-- What is required --
Leave the images out and write out each entry exactly as shown.

App and web page records:
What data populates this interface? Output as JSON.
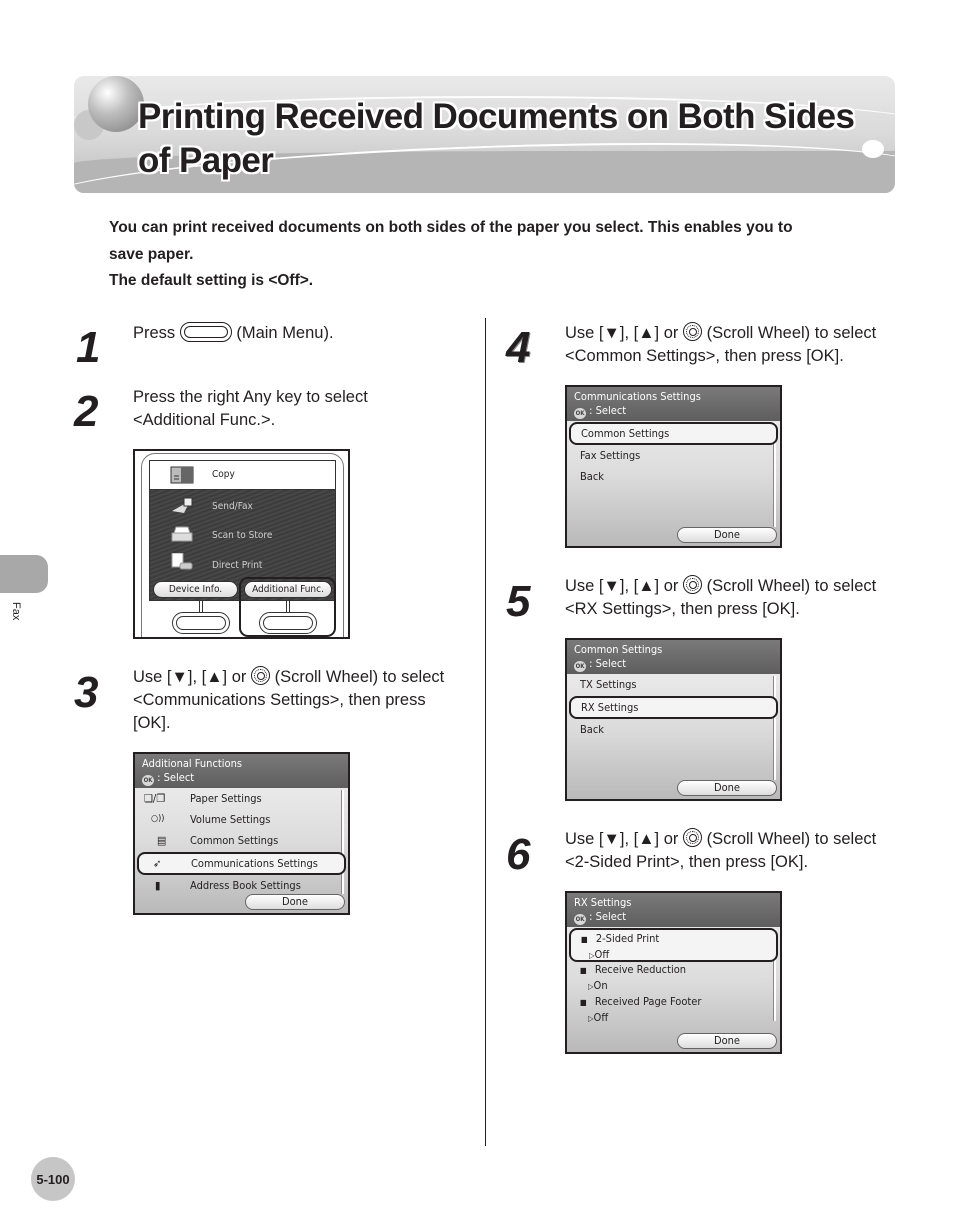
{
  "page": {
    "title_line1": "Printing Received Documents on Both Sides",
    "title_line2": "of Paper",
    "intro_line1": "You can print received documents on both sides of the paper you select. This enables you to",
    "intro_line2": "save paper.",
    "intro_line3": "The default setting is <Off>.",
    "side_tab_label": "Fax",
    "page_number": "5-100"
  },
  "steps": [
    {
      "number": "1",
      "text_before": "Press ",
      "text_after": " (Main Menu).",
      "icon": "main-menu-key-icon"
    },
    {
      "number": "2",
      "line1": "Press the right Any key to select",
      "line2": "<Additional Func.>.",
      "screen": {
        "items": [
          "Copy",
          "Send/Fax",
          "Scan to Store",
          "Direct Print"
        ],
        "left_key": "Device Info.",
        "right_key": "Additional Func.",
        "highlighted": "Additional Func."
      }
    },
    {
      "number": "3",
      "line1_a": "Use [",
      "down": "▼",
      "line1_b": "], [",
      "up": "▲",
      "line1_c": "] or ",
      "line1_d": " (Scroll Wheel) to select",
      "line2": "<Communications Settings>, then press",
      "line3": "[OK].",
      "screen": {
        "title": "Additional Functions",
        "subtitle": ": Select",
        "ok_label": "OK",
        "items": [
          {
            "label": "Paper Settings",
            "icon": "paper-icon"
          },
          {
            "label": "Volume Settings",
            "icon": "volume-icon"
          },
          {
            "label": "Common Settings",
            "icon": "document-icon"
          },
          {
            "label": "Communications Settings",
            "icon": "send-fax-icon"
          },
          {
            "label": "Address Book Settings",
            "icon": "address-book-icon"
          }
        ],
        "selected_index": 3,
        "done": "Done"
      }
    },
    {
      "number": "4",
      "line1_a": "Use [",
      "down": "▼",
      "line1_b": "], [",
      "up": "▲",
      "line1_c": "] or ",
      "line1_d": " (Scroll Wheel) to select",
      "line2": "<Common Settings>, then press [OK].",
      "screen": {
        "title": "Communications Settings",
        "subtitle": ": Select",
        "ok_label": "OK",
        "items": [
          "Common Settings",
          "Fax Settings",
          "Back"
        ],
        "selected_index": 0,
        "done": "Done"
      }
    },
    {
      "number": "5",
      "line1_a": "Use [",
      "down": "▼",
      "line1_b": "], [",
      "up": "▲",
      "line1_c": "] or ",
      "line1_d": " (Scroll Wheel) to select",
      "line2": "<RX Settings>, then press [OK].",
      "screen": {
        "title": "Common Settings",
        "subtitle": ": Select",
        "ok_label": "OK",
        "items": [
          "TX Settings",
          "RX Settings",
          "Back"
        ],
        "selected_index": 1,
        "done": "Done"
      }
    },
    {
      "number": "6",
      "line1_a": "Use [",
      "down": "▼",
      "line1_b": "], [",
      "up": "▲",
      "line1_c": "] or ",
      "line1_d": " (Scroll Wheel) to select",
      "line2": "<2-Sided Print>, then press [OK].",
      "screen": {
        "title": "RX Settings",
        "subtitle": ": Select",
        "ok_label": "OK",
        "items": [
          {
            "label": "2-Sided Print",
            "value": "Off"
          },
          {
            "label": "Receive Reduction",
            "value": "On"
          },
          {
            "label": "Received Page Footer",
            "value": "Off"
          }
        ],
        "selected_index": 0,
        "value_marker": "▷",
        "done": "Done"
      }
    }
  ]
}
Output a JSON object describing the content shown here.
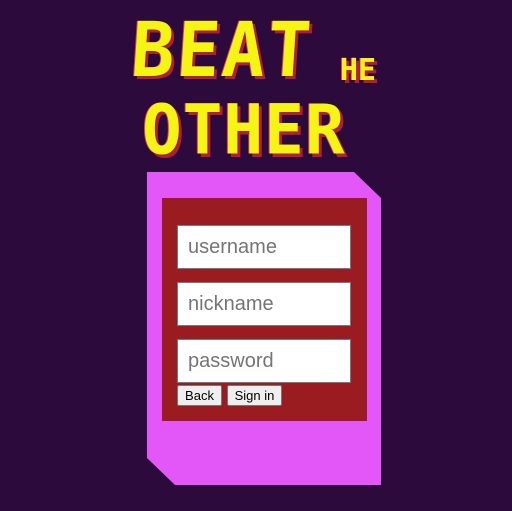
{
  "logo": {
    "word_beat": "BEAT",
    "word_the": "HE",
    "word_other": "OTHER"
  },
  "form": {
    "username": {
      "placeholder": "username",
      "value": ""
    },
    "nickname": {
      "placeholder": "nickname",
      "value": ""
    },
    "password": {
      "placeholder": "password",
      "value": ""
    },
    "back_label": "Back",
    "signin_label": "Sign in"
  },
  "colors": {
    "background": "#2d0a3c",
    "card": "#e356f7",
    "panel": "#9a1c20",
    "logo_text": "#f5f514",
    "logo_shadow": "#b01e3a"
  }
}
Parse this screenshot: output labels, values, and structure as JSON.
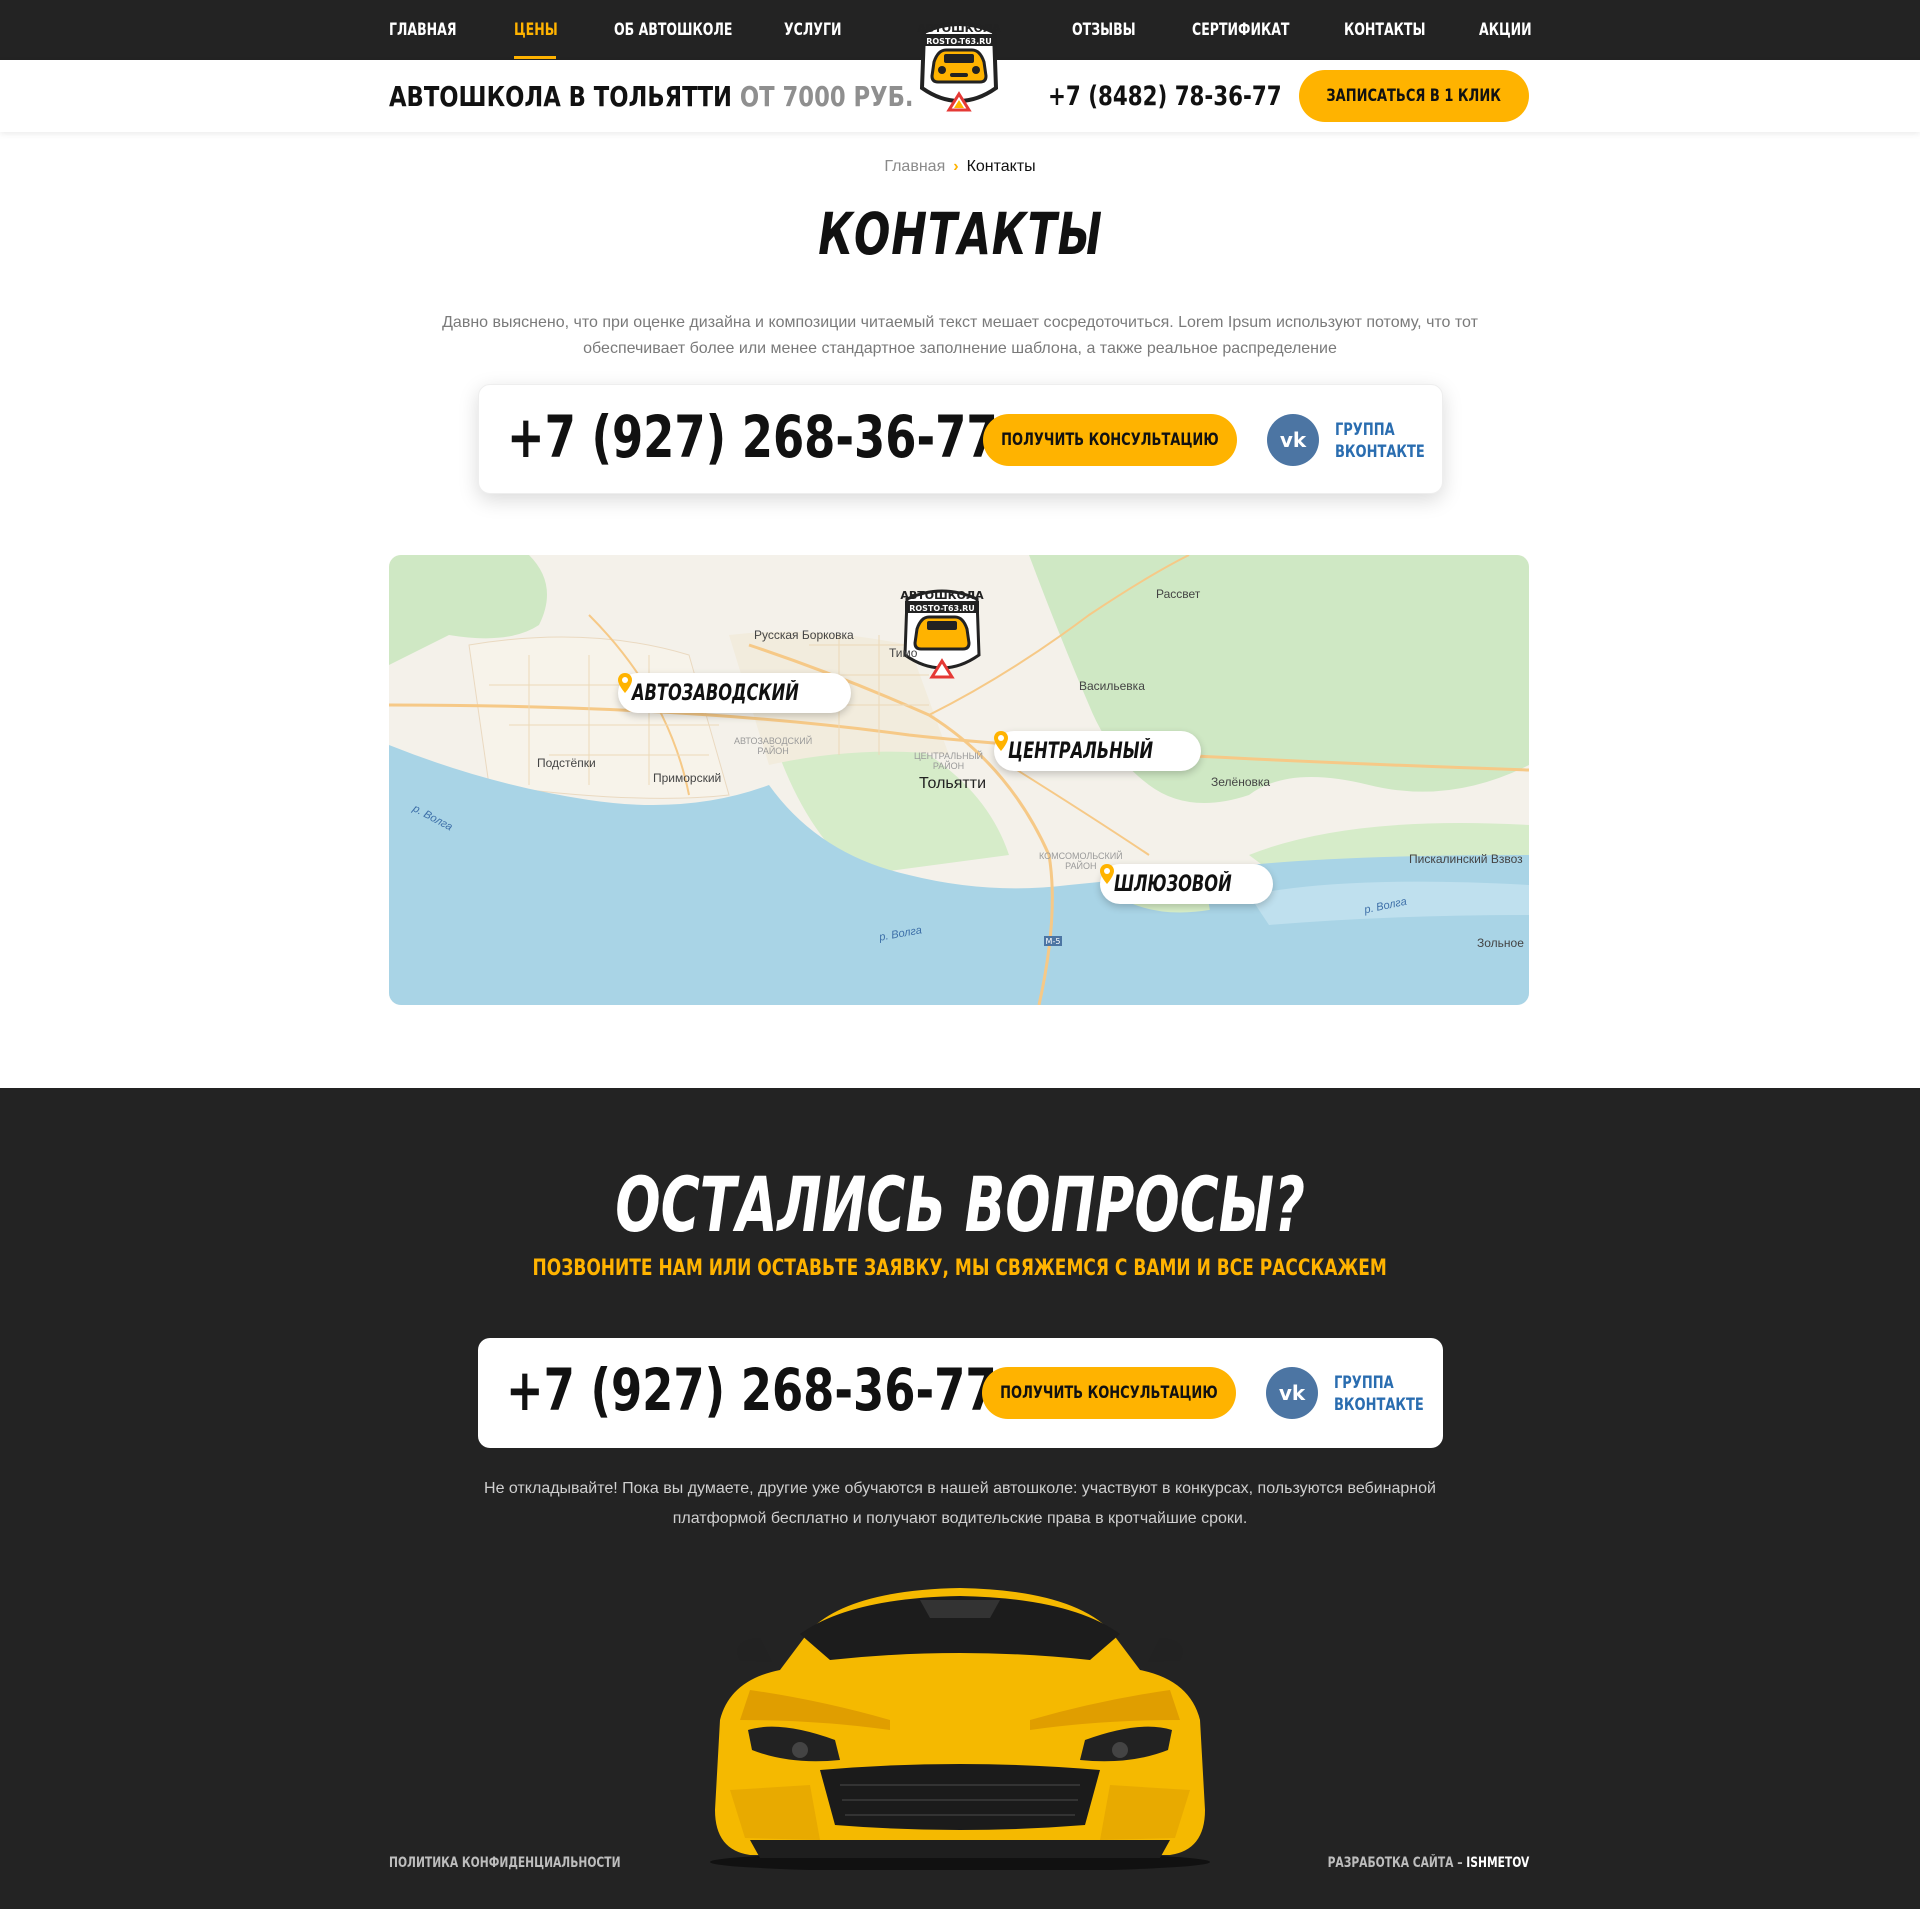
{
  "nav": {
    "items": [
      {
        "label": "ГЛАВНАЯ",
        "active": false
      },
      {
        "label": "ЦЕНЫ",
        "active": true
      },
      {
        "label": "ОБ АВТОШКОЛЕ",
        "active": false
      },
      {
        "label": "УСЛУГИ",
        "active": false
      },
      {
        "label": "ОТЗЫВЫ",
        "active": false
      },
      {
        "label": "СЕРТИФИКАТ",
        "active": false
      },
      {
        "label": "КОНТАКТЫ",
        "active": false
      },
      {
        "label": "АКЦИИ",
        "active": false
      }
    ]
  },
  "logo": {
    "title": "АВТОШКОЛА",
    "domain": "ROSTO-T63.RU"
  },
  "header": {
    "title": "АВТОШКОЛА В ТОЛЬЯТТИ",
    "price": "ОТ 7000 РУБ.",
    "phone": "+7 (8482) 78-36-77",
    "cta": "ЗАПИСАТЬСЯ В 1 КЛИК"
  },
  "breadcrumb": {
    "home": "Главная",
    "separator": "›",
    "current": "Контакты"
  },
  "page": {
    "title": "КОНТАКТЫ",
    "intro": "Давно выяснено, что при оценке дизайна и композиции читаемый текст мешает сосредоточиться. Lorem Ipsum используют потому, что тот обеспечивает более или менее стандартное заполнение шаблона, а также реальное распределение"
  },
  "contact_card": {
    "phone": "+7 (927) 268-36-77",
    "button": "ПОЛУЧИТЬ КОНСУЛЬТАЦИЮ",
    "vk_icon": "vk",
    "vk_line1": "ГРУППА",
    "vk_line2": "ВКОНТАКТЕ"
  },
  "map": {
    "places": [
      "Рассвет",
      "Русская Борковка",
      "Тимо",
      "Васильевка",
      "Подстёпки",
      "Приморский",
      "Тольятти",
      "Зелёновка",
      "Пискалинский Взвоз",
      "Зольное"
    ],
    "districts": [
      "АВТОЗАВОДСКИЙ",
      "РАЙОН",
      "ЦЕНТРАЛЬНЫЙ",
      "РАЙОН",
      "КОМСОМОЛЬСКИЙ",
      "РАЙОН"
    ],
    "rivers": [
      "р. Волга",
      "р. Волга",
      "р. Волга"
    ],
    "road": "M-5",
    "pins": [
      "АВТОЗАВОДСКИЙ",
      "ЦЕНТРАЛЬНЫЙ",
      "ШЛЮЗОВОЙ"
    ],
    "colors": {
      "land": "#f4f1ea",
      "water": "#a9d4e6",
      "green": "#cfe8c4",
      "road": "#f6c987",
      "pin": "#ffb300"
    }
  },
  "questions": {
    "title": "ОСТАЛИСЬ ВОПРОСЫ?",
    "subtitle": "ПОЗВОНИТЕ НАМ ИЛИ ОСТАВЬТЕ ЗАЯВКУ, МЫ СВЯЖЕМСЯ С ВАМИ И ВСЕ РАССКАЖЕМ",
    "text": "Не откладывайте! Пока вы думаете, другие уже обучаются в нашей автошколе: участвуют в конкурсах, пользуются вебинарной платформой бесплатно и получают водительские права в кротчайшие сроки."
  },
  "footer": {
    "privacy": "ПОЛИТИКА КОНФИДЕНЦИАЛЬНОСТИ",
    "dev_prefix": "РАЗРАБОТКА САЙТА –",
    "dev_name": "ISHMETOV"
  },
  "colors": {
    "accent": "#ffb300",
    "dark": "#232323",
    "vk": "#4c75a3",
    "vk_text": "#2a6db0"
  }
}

-- Written response --
What data populates this interface? Output as JSON.
{
  "page": {
    "title_line1": "Printing Received Documents on Both Sides",
    "title_line2": "of Paper",
    "intro_line1": "You can print received documents on both sides of the paper you select. This enables you to",
    "intro_line2": "save paper.",
    "intro_line3": "The default setting is <Off>.",
    "side_tab_label": "Fax",
    "page_number": "5-100"
  },
  "steps": [
    {
      "number": "1",
      "text_before": "Press ",
      "text_after": " (Main Menu).",
      "icon": "main-menu-key-icon"
    },
    {
      "number": "2",
      "line1": "Press the right Any key to select",
      "line2": "<Additional Func.>.",
      "screen": {
        "items": [
          "Copy",
          "Send/Fax",
          "Scan to Store",
          "Direct Print"
        ],
        "left_key": "Device Info.",
        "right_key": "Additional Func.",
        "highlighted": "Additional Func."
      }
    },
    {
      "number": "3",
      "line1_a": "Use [",
      "down": "▼",
      "line1_b": "], [",
      "up": "▲",
      "line1_c": "] or ",
      "line1_d": " (Scroll Wheel) to select",
      "line2": "<Communications Settings>, then press",
      "line3": "[OK].",
      "screen": {
        "title": "Additional Functions",
        "subtitle": ": Select",
        "ok_label": "OK",
        "items": [
          {
            "label": "Paper Settings",
            "icon": "paper-icon"
          },
          {
            "label": "Volume Settings",
            "icon": "volume-icon"
          },
          {
            "label": "Common Settings",
            "icon": "document-icon"
          },
          {
            "label": "Communications Settings",
            "icon": "send-fax-icon"
          },
          {
            "label": "Address Book Settings",
            "icon": "address-book-icon"
          }
        ],
        "selected_index": 3,
        "done": "Done"
      }
    },
    {
      "number": "4",
      "line1_a": "Use [",
      "down": "▼",
      "line1_b": "], [",
      "up": "▲",
      "line1_c": "] or ",
      "line1_d": " (Scroll Wheel) to select",
      "line2": "<Common Settings>, then press [OK].",
      "screen": {
        "title": "Communications Settings",
        "subtitle": ": Select",
        "ok_label": "OK",
        "items": [
          "Common Settings",
          "Fax Settings",
          "Back"
        ],
        "selected_index": 0,
        "done": "Done"
      }
    },
    {
      "number": "5",
      "line1_a": "Use [",
      "down": "▼",
      "line1_b": "], [",
      "up": "▲",
      "line1_c": "] or ",
      "line1_d": " (Scroll Wheel) to select",
      "line2": "<RX Settings>, then press [OK].",
      "screen": {
        "title": "Common Settings",
        "subtitle": ": Select",
        "ok_label": "OK",
        "items": [
          "TX Settings",
          "RX Settings",
          "Back"
        ],
        "selected_index": 1,
        "done": "Done"
      }
    },
    {
      "number": "6",
      "line1_a": "Use [",
      "down": "▼",
      "line1_b": "], [",
      "up": "▲",
      "line1_c": "] or ",
      "line1_d": " (Scroll Wheel) to select",
      "line2": "<2-Sided Print>, then press [OK].",
      "screen": {
        "title": "RX Settings",
        "subtitle": ": Select",
        "ok_label": "OK",
        "items": [
          {
            "label": "2-Sided Print",
            "value": "Off"
          },
          {
            "label": "Receive Reduction",
            "value": "On"
          },
          {
            "label": "Received Page Footer",
            "value": "Off"
          }
        ],
        "selected_index": 0,
        "value_marker": "▷",
        "done": "Done"
      }
    }
  ]
}
Output a JSON object describing the content shown here.
{
  "logo": {
    "word_beat": "BEAT",
    "word_the": "HE",
    "word_other": "OTHER"
  },
  "form": {
    "username": {
      "placeholder": "username",
      "value": ""
    },
    "nickname": {
      "placeholder": "nickname",
      "value": ""
    },
    "password": {
      "placeholder": "password",
      "value": ""
    },
    "back_label": "Back",
    "signin_label": "Sign in"
  },
  "colors": {
    "background": "#2d0a3c",
    "card": "#e356f7",
    "panel": "#9a1c20",
    "logo_text": "#f5f514",
    "logo_shadow": "#b01e3a"
  }
}
Parse this screenshot: output labels, values, and structure as JSON.
{
  "nav": {
    "items": [
      {
        "label": "ГЛАВНАЯ",
        "active": false
      },
      {
        "label": "ЦЕНЫ",
        "active": true
      },
      {
        "label": "ОБ АВТОШКОЛЕ",
        "active": false
      },
      {
        "label": "УСЛУГИ",
        "active": false
      },
      {
        "label": "ОТЗЫВЫ",
        "active": false
      },
      {
        "label": "СЕРТИФИКАТ",
        "active": false
      },
      {
        "label": "КОНТАКТЫ",
        "active": false
      },
      {
        "label": "АКЦИИ",
        "active": false
      }
    ]
  },
  "logo": {
    "title": "АВТОШКОЛА",
    "domain": "ROSTO-T63.RU"
  },
  "header": {
    "title": "АВТОШКОЛА В ТОЛЬЯТТИ",
    "price": "ОТ 7000 РУБ.",
    "phone": "+7 (8482) 78-36-77",
    "cta": "ЗАПИСАТЬСЯ В 1 КЛИК"
  },
  "breadcrumb": {
    "home": "Главная",
    "separator": "›",
    "current": "Контакты"
  },
  "page": {
    "title": "КОНТАКТЫ",
    "intro": "Давно выяснено, что при оценке дизайна и композиции читаемый текст мешает сосредоточиться. Lorem Ipsum используют потому, что тот обеспечивает более или менее стандартное заполнение шаблона, а также реальное распределение"
  },
  "contact_card": {
    "phone": "+7 (927) 268-36-77",
    "button": "ПОЛУЧИТЬ КОНСУЛЬТАЦИЮ",
    "vk_icon": "vk",
    "vk_line1": "ГРУППА",
    "vk_line2": "ВКОНТАКТЕ"
  },
  "map": {
    "places": [
      "Рассвет",
      "Русская Борковка",
      "Тимо",
      "Васильевка",
      "Подстёпки",
      "Приморский",
      "Тольятти",
      "Зелёновка",
      "Пискалинский Взвоз",
      "Зольное"
    ],
    "districts": [
      "АВТОЗАВОДСКИЙ",
      "РАЙОН",
      "ЦЕНТРАЛЬНЫЙ",
      "РАЙОН",
      "КОМСОМОЛЬСКИЙ",
      "РАЙОН"
    ],
    "rivers": [
      "р. Волга",
      "р. Волга",
      "р. Волга"
    ],
    "road": "M-5",
    "pins": [
      "АВТОЗАВОДСКИЙ",
      "ЦЕНТРАЛЬНЫЙ",
      "ШЛЮЗОВОЙ"
    ],
    "colors": {
      "land": "#f4f1ea",
      "water": "#a9d4e6",
      "green": "#cfe8c4",
      "road": "#f6c987",
      "pin": "#ffb300"
    }
  },
  "questions": {
    "title": "ОСТАЛИСЬ ВОПРОСЫ?",
    "subtitle": "ПОЗВОНИТЕ НАМ ИЛИ ОСТАВЬТЕ ЗАЯВКУ, МЫ СВЯЖЕМСЯ С ВАМИ И ВСЕ РАССКАЖЕМ",
    "text": "Не откладывайте! Пока вы думаете, другие уже обучаются в нашей автошколе: участвуют в конкурсах, пользуются вебинарной платформой бесплатно и получают водительские права в кротчайшие сроки."
  },
  "footer": {
    "privacy": "ПОЛИТИКА КОНФИДЕНЦИАЛЬНОСТИ",
    "dev_prefix": "РАЗРАБОТКА САЙТА –",
    "dev_name": "ISHMETOV"
  },
  "colors": {
    "accent": "#ffb300",
    "dark": "#232323",
    "vk": "#4c75a3",
    "vk_text": "#2a6db0"
  }
}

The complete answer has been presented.